▶ **Action item**: Copy, from the entries below, each line in which the string "bunny" appears.

▶ **Data to examine**:
━━━━

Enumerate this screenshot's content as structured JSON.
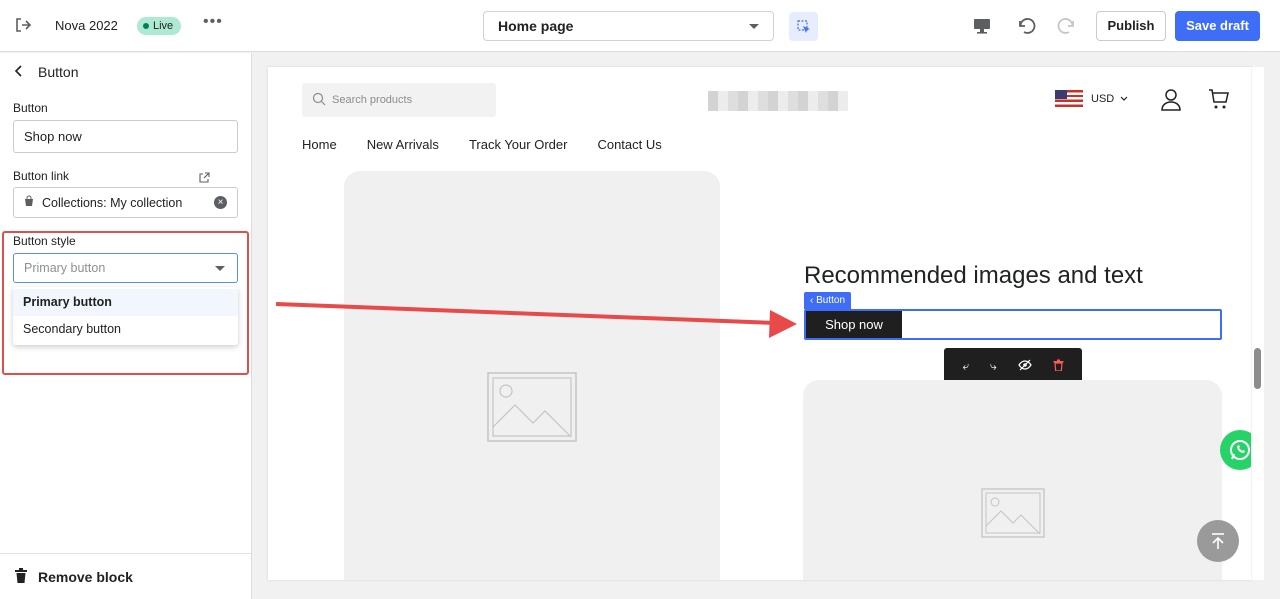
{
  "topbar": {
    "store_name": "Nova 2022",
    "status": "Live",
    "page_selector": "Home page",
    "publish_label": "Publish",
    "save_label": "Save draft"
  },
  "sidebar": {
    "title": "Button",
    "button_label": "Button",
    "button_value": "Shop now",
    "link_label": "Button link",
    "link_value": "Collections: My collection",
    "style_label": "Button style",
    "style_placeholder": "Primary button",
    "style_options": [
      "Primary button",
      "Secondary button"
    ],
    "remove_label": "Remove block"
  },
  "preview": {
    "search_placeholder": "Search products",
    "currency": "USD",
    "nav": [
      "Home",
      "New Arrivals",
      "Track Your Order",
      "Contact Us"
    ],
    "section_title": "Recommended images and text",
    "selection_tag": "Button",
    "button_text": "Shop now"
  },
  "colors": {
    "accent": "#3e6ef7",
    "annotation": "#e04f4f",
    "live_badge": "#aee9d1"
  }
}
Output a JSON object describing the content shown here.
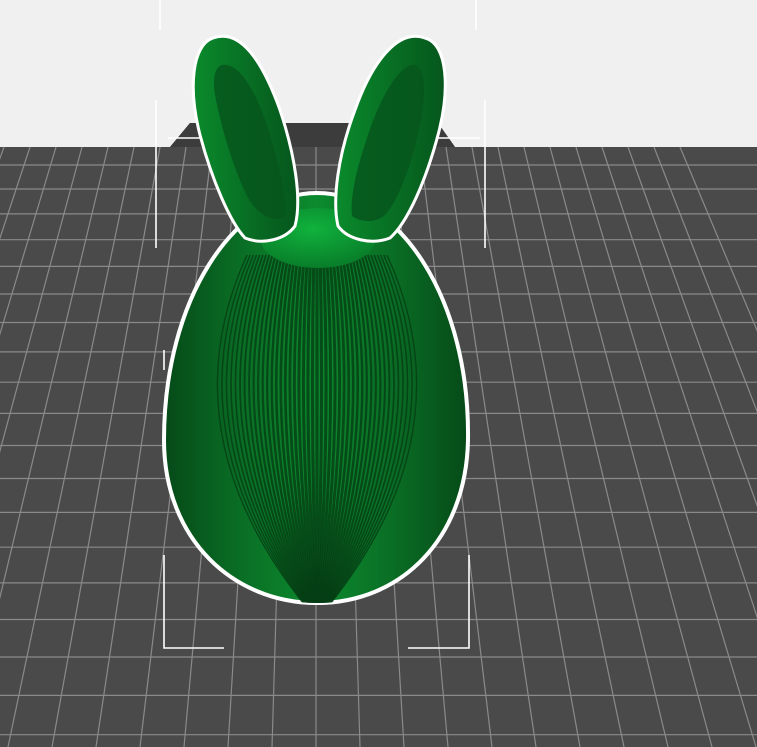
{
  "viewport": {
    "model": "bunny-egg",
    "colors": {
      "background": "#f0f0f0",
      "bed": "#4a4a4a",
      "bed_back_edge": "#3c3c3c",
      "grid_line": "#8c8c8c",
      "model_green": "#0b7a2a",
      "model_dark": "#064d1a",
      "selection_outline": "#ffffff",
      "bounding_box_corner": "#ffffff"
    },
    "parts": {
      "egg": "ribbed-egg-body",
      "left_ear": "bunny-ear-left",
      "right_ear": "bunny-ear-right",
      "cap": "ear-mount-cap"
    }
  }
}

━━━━

▶ **Finished exercise**:
    "model": "bunny-egg",
      "left_ear": "bunny-ear-left",
      "right_ear": "bunny-ear-right",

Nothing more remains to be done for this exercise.